The Tines are very inventive and extremely well developed, both from a physical and societal perspective. There are numerous implications of a society consisting of packs of animals, and Vinge takes great delight exploring them. He keeps his exposition at a minimum, however, especially at the beginning of the book, letting the reader to figure out what is actually going on. The author strikes a very delicate balance between obfuscating the alien physiology too much and giving it away too easily, which leads to a very rewarding reading experience. I felt that I worked towards the realization of what the Tines were, but I never got frustrated with a lack of hints.
Unfortunately, the amount of worldbuilding overshadows the protagonists. With the exception of Pham, who is such an unpredictable character that most of the time he is genuinely unlikable, everyone else is extremely one-dimensional. Vinge goes even as far as to give the Tines names that describe their personalities, and these personalities never change in the story. The only element of characterization I truly appreciated was that the two children acted appropriately to their age. Too often, especially in science fiction books, children appear far more mature than they ought to be.
One aspect of the book, which I believe is not appreciated enough, is the writing. Just to write a brief synopsis of the story took up much more space than I dedicate to a book of this size, and I left out entire side stories and alien races, at least one of which is quite prominent in the narrative. Yet, such rich worldbuilding and story are neatly and efficiently packaged in a single volume, and never during my reading did I feel lost or frustrated with the text. Vernor Vinge showcases his mastery over the written word, at a level only very few other writers have achieved.
Vinge’s inventive worldbuilding, especially in developing non-human civilizations, and his big concept ideas can only be appreciated thanks to his efficient writing.

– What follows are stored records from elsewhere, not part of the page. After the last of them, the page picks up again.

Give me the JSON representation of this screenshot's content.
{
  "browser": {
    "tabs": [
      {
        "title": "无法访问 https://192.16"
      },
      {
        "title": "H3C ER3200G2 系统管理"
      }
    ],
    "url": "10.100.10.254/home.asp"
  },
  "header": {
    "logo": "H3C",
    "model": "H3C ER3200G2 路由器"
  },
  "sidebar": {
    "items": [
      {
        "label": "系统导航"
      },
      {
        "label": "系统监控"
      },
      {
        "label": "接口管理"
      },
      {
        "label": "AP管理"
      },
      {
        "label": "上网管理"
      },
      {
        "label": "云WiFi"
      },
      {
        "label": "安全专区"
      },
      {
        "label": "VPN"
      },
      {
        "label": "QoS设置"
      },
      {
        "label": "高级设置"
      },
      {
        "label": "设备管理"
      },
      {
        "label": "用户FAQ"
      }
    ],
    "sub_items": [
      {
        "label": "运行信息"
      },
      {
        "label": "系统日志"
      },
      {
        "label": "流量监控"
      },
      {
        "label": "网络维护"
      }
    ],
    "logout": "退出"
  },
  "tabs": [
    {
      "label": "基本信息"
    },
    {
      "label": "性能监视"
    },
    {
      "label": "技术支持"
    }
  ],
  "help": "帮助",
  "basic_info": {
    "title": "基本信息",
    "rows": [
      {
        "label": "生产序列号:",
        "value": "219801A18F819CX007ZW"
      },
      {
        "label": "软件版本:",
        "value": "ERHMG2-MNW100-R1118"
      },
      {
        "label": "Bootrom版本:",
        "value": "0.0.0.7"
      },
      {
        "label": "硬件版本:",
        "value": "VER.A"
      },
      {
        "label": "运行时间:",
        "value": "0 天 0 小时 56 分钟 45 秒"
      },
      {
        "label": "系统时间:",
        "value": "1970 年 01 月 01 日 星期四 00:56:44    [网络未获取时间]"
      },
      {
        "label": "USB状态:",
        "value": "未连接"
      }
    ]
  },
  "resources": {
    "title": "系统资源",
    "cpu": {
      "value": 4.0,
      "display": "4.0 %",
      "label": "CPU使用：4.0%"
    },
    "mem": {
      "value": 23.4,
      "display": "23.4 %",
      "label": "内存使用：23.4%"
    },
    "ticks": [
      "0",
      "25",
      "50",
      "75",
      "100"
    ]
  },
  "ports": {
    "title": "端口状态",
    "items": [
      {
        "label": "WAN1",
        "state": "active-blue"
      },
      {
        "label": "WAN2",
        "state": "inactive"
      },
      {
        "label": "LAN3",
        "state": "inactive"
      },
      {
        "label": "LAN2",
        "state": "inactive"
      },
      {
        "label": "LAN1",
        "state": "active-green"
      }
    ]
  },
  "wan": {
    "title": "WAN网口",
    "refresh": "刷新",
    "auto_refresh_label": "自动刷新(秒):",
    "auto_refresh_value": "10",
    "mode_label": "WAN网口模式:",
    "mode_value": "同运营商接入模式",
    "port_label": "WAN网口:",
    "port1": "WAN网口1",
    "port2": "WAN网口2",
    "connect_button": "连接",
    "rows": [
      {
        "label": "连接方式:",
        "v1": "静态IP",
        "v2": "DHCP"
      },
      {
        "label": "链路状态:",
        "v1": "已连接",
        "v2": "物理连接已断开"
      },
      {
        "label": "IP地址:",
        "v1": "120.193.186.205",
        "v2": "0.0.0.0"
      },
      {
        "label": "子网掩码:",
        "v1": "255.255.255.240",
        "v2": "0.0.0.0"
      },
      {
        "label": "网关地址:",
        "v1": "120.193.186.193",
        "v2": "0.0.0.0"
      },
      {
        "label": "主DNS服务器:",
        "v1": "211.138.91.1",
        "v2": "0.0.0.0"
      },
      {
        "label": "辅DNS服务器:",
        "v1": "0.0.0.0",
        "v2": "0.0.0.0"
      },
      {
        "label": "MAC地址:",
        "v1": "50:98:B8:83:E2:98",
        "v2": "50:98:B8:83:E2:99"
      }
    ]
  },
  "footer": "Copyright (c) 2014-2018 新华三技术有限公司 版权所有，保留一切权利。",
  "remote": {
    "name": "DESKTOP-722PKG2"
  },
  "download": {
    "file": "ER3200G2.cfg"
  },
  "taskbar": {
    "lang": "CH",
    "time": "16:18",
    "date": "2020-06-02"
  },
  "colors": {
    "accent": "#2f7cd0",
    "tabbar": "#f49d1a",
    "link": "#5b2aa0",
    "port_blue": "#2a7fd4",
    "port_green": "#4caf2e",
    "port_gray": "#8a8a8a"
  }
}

A Fire Upon the Deep is very easy flowing, and despite its size it can be read in a few evenings. It deservedly co-won the Hugo Award, and elements of the narrative became hugely influential in later science fiction literature. Had the author spent more time developing his characters, this novel would be a true classic and easily among top science fiction books of the 20th century.